ASSIGNED TASK: When you respond, write out each entry exactly as it stands.

━━━ DATA IN THIS EXERCISE

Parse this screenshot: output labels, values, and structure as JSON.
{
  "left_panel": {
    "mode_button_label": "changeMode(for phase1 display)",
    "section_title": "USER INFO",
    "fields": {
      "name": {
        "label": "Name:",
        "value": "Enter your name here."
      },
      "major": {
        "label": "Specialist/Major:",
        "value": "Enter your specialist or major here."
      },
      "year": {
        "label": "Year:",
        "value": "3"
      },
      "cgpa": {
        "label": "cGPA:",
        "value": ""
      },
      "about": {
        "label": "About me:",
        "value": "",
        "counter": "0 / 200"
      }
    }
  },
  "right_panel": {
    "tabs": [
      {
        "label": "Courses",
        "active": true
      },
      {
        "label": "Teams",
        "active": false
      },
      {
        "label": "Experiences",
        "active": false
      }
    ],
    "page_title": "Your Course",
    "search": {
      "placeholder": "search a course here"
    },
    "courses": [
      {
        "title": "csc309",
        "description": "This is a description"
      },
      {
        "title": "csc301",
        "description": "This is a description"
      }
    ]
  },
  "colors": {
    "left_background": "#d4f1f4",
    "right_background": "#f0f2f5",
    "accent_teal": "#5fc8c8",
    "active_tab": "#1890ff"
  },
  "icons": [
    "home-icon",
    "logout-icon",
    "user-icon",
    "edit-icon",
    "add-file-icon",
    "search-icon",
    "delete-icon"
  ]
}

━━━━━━

SOLUTION BELOW:
Parse this screenshot: output labels, values, and structure as JSON.
{
  "left_panel": {
    "mode_button_label": "changeMode(for phase1 display)",
    "section_title": "USER INFO",
    "fields": {
      "name": {
        "label": "Name:",
        "value": "Enter your name here."
      },
      "major": {
        "label": "Specialist/Major:",
        "value": "Enter your specialist or major here."
      },
      "year": {
        "label": "Year:",
        "value": "3"
      },
      "cgpa": {
        "label": "cGPA:",
        "value": ""
      },
      "about": {
        "label": "About me:",
        "value": "",
        "counter": "0 / 200"
      }
    }
  },
  "right_panel": {
    "tabs": [
      {
        "label": "Courses",
        "active": true
      },
      {
        "label": "Teams",
        "active": false
      },
      {
        "label": "Experiences",
        "active": false
      }
    ],
    "page_title": "Your Course",
    "search": {
      "placeholder": "search a course here"
    },
    "courses": [
      {
        "title": "csc309",
        "description": "This is a description"
      },
      {
        "title": "csc301",
        "description": "This is a description"
      }
    ]
  },
  "colors": {
    "left_background": "#d4f1f4",
    "right_background": "#f0f2f5",
    "accent_teal": "#5fc8c8",
    "active_tab": "#1890ff"
  },
  "icons": [
    "home-icon",
    "logout-icon",
    "user-icon",
    "edit-icon",
    "add-file-icon",
    "search-icon",
    "delete-icon"
  ]
}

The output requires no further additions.